Updates on the universe continue to pour from the presses, but since new discoveries appear regularly, cosmology aficionados may read one every few years. They will be wise to read this latest from New Scientist contributor Clark (The Day Without Yesterday, 2013, etc.), a fellow of the Royal Astronomical Society.
The author brings the subject up to 2015 with the obligatory new discovery combined with a fine history of cosmology, and he makes it clear that our knowledge and ignorance seem to be expanding in parallel. Clark delivers the new discovery in the introduction: after spending more than two years mapping the sky in microwaves with dazzling precision, the Planck satellite has revealed subtle irregularities that can’t be explained. Unless the instruments are at fault (not a rare occurrence), “the Planck data showed ‘cosmology is not finished.’ ” Emphasizing great men and the occasional great woman, Clark begins his history in the 17th century with Kepler, Halley, and Newton, ending in the unsettling 21st, where the universe explained so brilliantly by Einstein, whose name dominates several chapters, has revealed features that he didn’t explain.

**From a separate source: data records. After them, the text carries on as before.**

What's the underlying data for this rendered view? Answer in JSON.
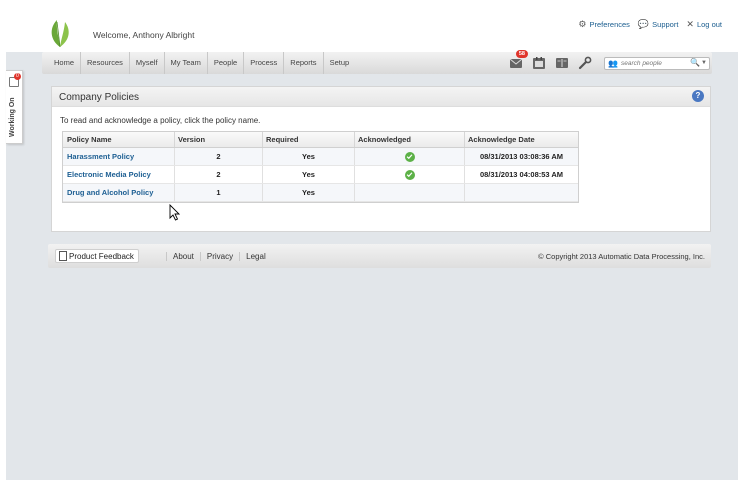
{
  "header": {
    "welcome": "Welcome, Anthony Albright",
    "links": {
      "preferences": "Preferences",
      "support": "Support",
      "logout": "Log out"
    }
  },
  "nav": {
    "items": [
      "Home",
      "Resources",
      "Myself",
      "My Team",
      "People",
      "Process",
      "Reports",
      "Setup"
    ],
    "inbox_count": "58",
    "search_placeholder": "search people"
  },
  "working_on": {
    "label": "Working On",
    "count": "0"
  },
  "panel": {
    "title": "Company Policies",
    "help": "?",
    "instructions": "To read and acknowledge a policy, click the policy name."
  },
  "table": {
    "headers": [
      "Policy Name",
      "Version",
      "Required",
      "Acknowledged",
      "Acknowledge Date"
    ],
    "rows": [
      {
        "name": "Harassment Policy",
        "version": "2",
        "required": "Yes",
        "acknowledged": true,
        "date": "08/31/2013 03:08:36 AM"
      },
      {
        "name": "Electronic Media Policy",
        "version": "2",
        "required": "Yes",
        "acknowledged": true,
        "date": "08/31/2013 04:08:53 AM"
      },
      {
        "name": "Drug and Alcohol Policy",
        "version": "1",
        "required": "Yes",
        "acknowledged": false,
        "date": ""
      }
    ]
  },
  "footer": {
    "feedback": "Product Feedback",
    "links": [
      "About",
      "Privacy",
      "Legal"
    ],
    "copyright": "© Copyright 2013 Automatic Data Processing, Inc."
  },
  "colors": {
    "link": "#1d5f93",
    "check": "#5cb147",
    "badge": "#e0342b",
    "background": "#e2e6ea"
  }
}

Educated readers know that the term “unknown” as applied to the universe is literally true because 95 percent is invisible, detectable only because its energy and gravity influence movements of the 5 percent we see as stars and galaxies. Decades of searching for this “dark” matter and energy have failed, so some theorists wonder if tweaking the laws of gravity will eliminate the need for it. Of course, tweaking Einstein is no small matter. “Either dark matter and dark energy are real and these vast reservoirs of energy are just waiting to be found,” writes the author, “or we have to radically rethink fundamental physics.”
Since satisfying results have yet to turn up, Clark’s book ends on a cliffhanger, but readers will be entirely pleased with the experience.